*Exercise input*.
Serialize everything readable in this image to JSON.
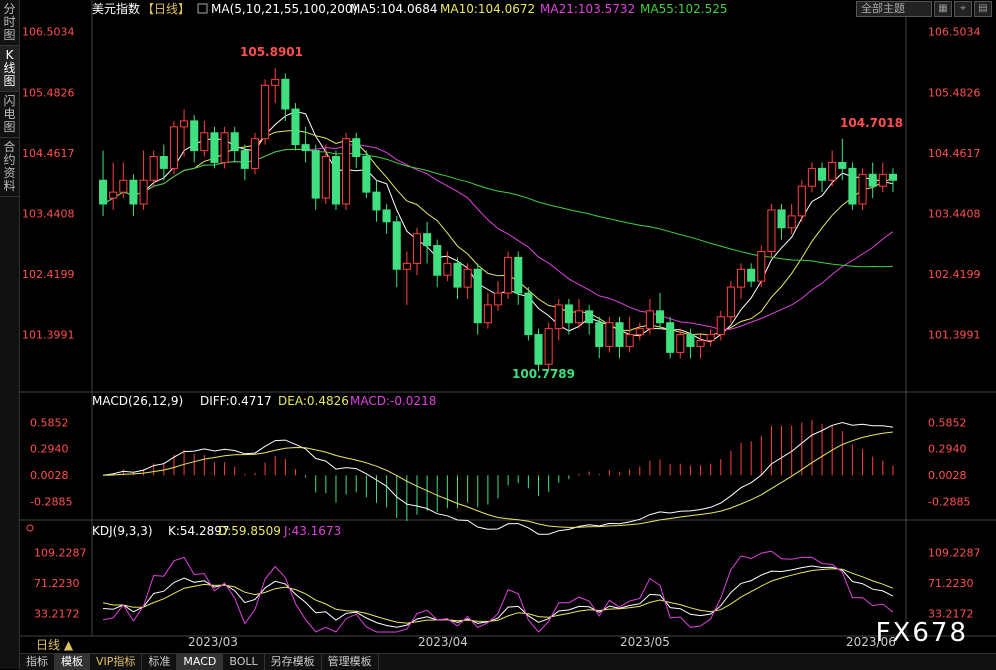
{
  "sidebar": {
    "items": [
      {
        "label": "分时图",
        "active": false
      },
      {
        "label": "K线图",
        "active": true
      },
      {
        "label": "闪电图",
        "active": false
      },
      {
        "label": "合约资料",
        "active": false
      }
    ]
  },
  "header": {
    "symbol": "美元指数",
    "period": "【日线】",
    "ma_title": "MA(5,10,21,55,100,200)",
    "ma5": "MA5:104.0684",
    "ma10": "MA10:104.0672",
    "ma21": "MA21:103.5732",
    "ma55": "MA55:102.525",
    "theme_select": "全部主题"
  },
  "price_axis": {
    "ticks": [
      "106.5034",
      "105.4826",
      "104.4617",
      "103.4408",
      "102.4199",
      "101.3991"
    ],
    "high_label": "105.8901",
    "low_label": "100.7789",
    "recent_high_label": "104.7018"
  },
  "macd": {
    "title": "MACD(26,12,9)",
    "diff": "DIFF:0.4717",
    "dea": "DEA:0.4826",
    "macd": "MACD:-0.0218",
    "ticks": [
      "0.5852",
      "0.2940",
      "0.0028",
      "-0.2885"
    ]
  },
  "kdj": {
    "title": "KDJ(9,3,3)",
    "k": "K:54.2897",
    "d": "D:59.8509",
    "j": "J:43.1673",
    "ticks": [
      "109.2287",
      "71.2230",
      "33.2172"
    ]
  },
  "date_axis": {
    "labels": [
      "2023/03",
      "2023/04",
      "2023/05",
      "2023/06"
    ]
  },
  "period_label": "日线 ▲",
  "watermark": "FX678",
  "bottom_tabs": [
    {
      "label": "指标",
      "active": false,
      "vip": false
    },
    {
      "label": "模板",
      "active": true,
      "vip": false
    },
    {
      "label": "VIP指标",
      "active": false,
      "vip": true
    },
    {
      "label": "标准",
      "active": false,
      "vip": false
    },
    {
      "label": "MACD",
      "active": true,
      "vip": false
    },
    {
      "label": "BOLL",
      "active": false,
      "vip": false
    },
    {
      "label": "另存模板",
      "active": false,
      "vip": false
    },
    {
      "label": "管理模板",
      "active": false,
      "vip": false
    }
  ],
  "colors": {
    "up": "#ff4040",
    "down": "#40e080",
    "ma5": "#ffffff",
    "ma10": "#e8e860",
    "ma21": "#e040e0",
    "ma55": "#40d040",
    "ma100": "#909090",
    "ma200": "#ff3030",
    "axis_text": "#ff5050"
  },
  "chart_data": {
    "type": "candlestick",
    "price_range": [
      100.5,
      106.7
    ],
    "candles": [
      [
        104.0,
        103.6,
        104.5,
        103.4
      ],
      [
        103.7,
        103.8,
        104.3,
        103.5
      ],
      [
        103.8,
        104.0,
        104.3,
        103.7
      ],
      [
        104.0,
        103.6,
        104.1,
        103.4
      ],
      [
        103.6,
        104.0,
        104.5,
        103.5
      ],
      [
        104.0,
        104.4,
        104.5,
        103.9
      ],
      [
        104.4,
        104.2,
        104.6,
        104.0
      ],
      [
        104.2,
        104.9,
        105.0,
        104.1
      ],
      [
        104.9,
        105.0,
        105.2,
        104.4
      ],
      [
        105.0,
        104.5,
        105.1,
        104.3
      ],
      [
        104.5,
        104.8,
        105.0,
        104.4
      ],
      [
        104.8,
        104.3,
        104.9,
        104.2
      ],
      [
        104.3,
        104.8,
        104.9,
        104.2
      ],
      [
        104.8,
        104.5,
        104.9,
        104.3
      ],
      [
        104.5,
        104.2,
        104.6,
        104.0
      ],
      [
        104.2,
        104.7,
        104.8,
        104.1
      ],
      [
        104.7,
        105.6,
        105.7,
        104.6
      ],
      [
        105.6,
        105.7,
        105.89,
        105.3
      ],
      [
        105.7,
        105.2,
        105.8,
        105.0
      ],
      [
        105.2,
        104.6,
        105.3,
        104.5
      ],
      [
        104.6,
        104.5,
        104.9,
        104.3
      ],
      [
        104.5,
        103.7,
        104.6,
        103.5
      ],
      [
        103.7,
        104.4,
        104.6,
        103.6
      ],
      [
        104.4,
        103.6,
        104.5,
        103.5
      ],
      [
        103.6,
        104.7,
        104.8,
        103.5
      ],
      [
        104.7,
        104.4,
        104.8,
        104.2
      ],
      [
        104.4,
        103.8,
        104.5,
        103.7
      ],
      [
        103.8,
        103.5,
        104.0,
        103.3
      ],
      [
        103.5,
        103.3,
        103.6,
        103.1
      ],
      [
        103.3,
        102.5,
        103.4,
        102.2
      ],
      [
        102.5,
        102.6,
        102.8,
        101.9
      ],
      [
        102.6,
        103.1,
        103.2,
        102.4
      ],
      [
        103.1,
        102.9,
        103.3,
        102.6
      ],
      [
        102.9,
        102.4,
        103.0,
        102.2
      ],
      [
        102.4,
        102.6,
        102.8,
        102.3
      ],
      [
        102.6,
        102.2,
        102.7,
        102.0
      ],
      [
        102.2,
        102.5,
        102.6,
        102.0
      ],
      [
        102.5,
        101.6,
        102.6,
        101.4
      ],
      [
        101.6,
        101.9,
        102.1,
        101.5
      ],
      [
        101.9,
        102.1,
        102.3,
        101.8
      ],
      [
        102.1,
        102.7,
        102.8,
        102.0
      ],
      [
        102.7,
        102.1,
        102.8,
        101.9
      ],
      [
        102.1,
        101.4,
        102.2,
        101.3
      ],
      [
        101.4,
        100.9,
        101.5,
        100.78
      ],
      [
        100.9,
        101.5,
        101.6,
        100.8
      ],
      [
        101.5,
        101.9,
        102.0,
        101.3
      ],
      [
        101.9,
        101.6,
        102.0,
        101.4
      ],
      [
        101.6,
        101.8,
        102.0,
        101.5
      ],
      [
        101.8,
        101.6,
        101.9,
        101.4
      ],
      [
        101.6,
        101.2,
        101.7,
        101.0
      ],
      [
        101.2,
        101.6,
        101.7,
        101.1
      ],
      [
        101.6,
        101.2,
        101.7,
        101.0
      ],
      [
        101.2,
        101.4,
        101.7,
        101.1
      ],
      [
        101.4,
        101.5,
        101.6,
        101.3
      ],
      [
        101.5,
        101.8,
        102.0,
        101.4
      ],
      [
        101.8,
        101.6,
        102.1,
        101.5
      ],
      [
        101.6,
        101.1,
        101.7,
        101.0
      ],
      [
        101.1,
        101.4,
        101.5,
        101.0
      ],
      [
        101.4,
        101.2,
        101.5,
        101.0
      ],
      [
        101.2,
        101.3,
        101.4,
        101.0
      ],
      [
        101.3,
        101.4,
        101.5,
        101.2
      ],
      [
        101.4,
        101.7,
        101.8,
        101.3
      ],
      [
        101.7,
        102.2,
        102.3,
        101.6
      ],
      [
        102.2,
        102.5,
        102.6,
        102.0
      ],
      [
        102.5,
        102.3,
        102.6,
        102.2
      ],
      [
        102.3,
        102.8,
        102.9,
        102.2
      ],
      [
        102.8,
        103.5,
        103.6,
        102.7
      ],
      [
        103.5,
        103.2,
        103.6,
        103.0
      ],
      [
        103.2,
        103.4,
        103.6,
        103.1
      ],
      [
        103.4,
        103.9,
        104.0,
        103.3
      ],
      [
        103.9,
        104.2,
        104.3,
        103.8
      ],
      [
        104.2,
        104.0,
        104.3,
        103.8
      ],
      [
        104.0,
        104.3,
        104.5,
        103.9
      ],
      [
        104.3,
        104.2,
        104.7,
        104.0
      ],
      [
        104.2,
        103.6,
        104.3,
        103.5
      ],
      [
        103.6,
        104.1,
        104.2,
        103.5
      ],
      [
        104.1,
        103.9,
        104.3,
        103.7
      ],
      [
        103.9,
        104.1,
        104.3,
        103.8
      ],
      [
        104.1,
        104.0,
        104.2,
        103.8
      ]
    ],
    "macd_range": [
      -0.45,
      0.7
    ],
    "kdj_range": [
      10,
      125
    ]
  }
}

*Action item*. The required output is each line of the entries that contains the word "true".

*Response area*.
        "active": true
      "active": true,
      "vip": true
      "active": true,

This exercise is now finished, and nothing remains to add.